Stored items from a collection:
--------------------------------------------------

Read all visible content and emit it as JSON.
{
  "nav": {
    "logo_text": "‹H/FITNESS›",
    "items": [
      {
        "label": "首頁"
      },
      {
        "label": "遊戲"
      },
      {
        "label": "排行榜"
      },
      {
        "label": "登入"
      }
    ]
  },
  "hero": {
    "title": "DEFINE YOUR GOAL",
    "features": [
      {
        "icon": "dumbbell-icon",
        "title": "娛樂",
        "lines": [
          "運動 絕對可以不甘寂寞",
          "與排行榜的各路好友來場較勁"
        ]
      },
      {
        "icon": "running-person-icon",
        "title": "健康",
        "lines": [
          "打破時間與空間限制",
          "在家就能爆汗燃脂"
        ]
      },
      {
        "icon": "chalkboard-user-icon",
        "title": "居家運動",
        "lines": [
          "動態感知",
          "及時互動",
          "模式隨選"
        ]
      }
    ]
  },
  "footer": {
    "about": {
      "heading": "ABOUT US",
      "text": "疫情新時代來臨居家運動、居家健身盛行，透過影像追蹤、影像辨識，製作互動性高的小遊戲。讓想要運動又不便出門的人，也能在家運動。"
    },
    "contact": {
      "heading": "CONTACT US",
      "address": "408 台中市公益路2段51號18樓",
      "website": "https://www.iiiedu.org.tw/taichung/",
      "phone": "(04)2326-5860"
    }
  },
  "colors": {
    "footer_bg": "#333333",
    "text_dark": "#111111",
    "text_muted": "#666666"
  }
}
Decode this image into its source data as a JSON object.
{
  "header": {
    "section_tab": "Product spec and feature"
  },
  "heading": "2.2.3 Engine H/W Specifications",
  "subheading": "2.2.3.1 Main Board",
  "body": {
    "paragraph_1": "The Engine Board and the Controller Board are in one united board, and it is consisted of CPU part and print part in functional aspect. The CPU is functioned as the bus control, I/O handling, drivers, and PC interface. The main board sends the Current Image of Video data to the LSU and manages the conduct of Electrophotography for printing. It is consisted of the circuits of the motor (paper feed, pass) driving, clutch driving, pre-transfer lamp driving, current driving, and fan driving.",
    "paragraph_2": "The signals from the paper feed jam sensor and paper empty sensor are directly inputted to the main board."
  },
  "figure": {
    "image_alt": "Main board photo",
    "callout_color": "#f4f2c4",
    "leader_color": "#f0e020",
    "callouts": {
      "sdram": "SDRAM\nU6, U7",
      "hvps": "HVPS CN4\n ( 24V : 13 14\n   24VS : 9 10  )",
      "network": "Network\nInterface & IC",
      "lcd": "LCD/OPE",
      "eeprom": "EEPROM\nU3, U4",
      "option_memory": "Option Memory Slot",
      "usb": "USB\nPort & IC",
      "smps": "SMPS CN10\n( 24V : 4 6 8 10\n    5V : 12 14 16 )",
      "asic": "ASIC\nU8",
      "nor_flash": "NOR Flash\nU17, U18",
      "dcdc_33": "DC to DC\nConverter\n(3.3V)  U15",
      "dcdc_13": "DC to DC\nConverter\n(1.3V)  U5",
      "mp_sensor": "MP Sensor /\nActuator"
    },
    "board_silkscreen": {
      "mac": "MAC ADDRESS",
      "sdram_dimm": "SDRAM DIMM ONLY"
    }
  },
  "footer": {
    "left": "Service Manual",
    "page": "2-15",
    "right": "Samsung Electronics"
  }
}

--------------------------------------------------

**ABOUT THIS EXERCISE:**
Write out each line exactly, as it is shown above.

**ANSWER TO THE PROBLEM:**
Read all visible content and emit it as JSON.
{
  "nav": {
    "logo_text": "‹H/FITNESS›",
    "items": [
      {
        "label": "首頁"
      },
      {
        "label": "遊戲"
      },
      {
        "label": "排行榜"
      },
      {
        "label": "登入"
      }
    ]
  },
  "hero": {
    "title": "DEFINE YOUR GOAL",
    "features": [
      {
        "icon": "dumbbell-icon",
        "title": "娛樂",
        "lines": [
          "運動 絕對可以不甘寂寞",
          "與排行榜的各路好友來場較勁"
        ]
      },
      {
        "icon": "running-person-icon",
        "title": "健康",
        "lines": [
          "打破時間與空間限制",
          "在家就能爆汗燃脂"
        ]
      },
      {
        "icon": "chalkboard-user-icon",
        "title": "居家運動",
        "lines": [
          "動態感知",
          "及時互動",
          "模式隨選"
        ]
      }
    ]
  },
  "footer": {
    "about": {
      "heading": "ABOUT US",
      "text": "疫情新時代來臨居家運動、居家健身盛行，透過影像追蹤、影像辨識，製作互動性高的小遊戲。讓想要運動又不便出門的人，也能在家運動。"
    },
    "contact": {
      "heading": "CONTACT US",
      "address": "408 台中市公益路2段51號18樓",
      "website": "https://www.iiiedu.org.tw/taichung/",
      "phone": "(04)2326-5860"
    }
  },
  "colors": {
    "footer_bg": "#333333",
    "text_dark": "#111111",
    "text_muted": "#666666"
  }
}
Decode this image into its source data as a JSON object.
{
  "header": {
    "section_tab": "Product spec and feature"
  },
  "heading": "2.2.3 Engine H/W Specifications",
  "subheading": "2.2.3.1 Main Board",
  "body": {
    "paragraph_1": "The Engine Board and the Controller Board are in one united board, and it is consisted of CPU part and print part in functional aspect. The CPU is functioned as the bus control, I/O handling, drivers, and PC interface. The main board sends the Current Image of Video data to the LSU and manages the conduct of Electrophotography for printing. It is consisted of the circuits of the motor (paper feed, pass) driving, clutch driving, pre-transfer lamp driving, current driving, and fan driving.",
    "paragraph_2": "The signals from the paper feed jam sensor and paper empty sensor are directly inputted to the main board."
  },
  "figure": {
    "image_alt": "Main board photo",
    "callout_color": "#f4f2c4",
    "leader_color": "#f0e020",
    "callouts": {
      "sdram": "SDRAM\nU6, U7",
      "hvps": "HVPS CN4\n ( 24V : 13 14\n   24VS : 9 10  )",
      "network": "Network\nInterface & IC",
      "lcd": "LCD/OPE",
      "eeprom": "EEPROM\nU3, U4",
      "option_memory": "Option Memory Slot",
      "usb": "USB\nPort & IC",
      "smps": "SMPS CN10\n( 24V : 4 6 8 10\n    5V : 12 14 16 )",
      "asic": "ASIC\nU8",
      "nor_flash": "NOR Flash\nU17, U18",
      "dcdc_33": "DC to DC\nConverter\n(3.3V)  U15",
      "dcdc_13": "DC to DC\nConverter\n(1.3V)  U5",
      "mp_sensor": "MP Sensor /\nActuator"
    },
    "board_silkscreen": {
      "mac": "MAC ADDRESS",
      "sdram_dimm": "SDRAM DIMM ONLY"
    }
  },
  "footer": {
    "left": "Service Manual",
    "page": "2-15",
    "right": "Samsung Electronics"
  }
}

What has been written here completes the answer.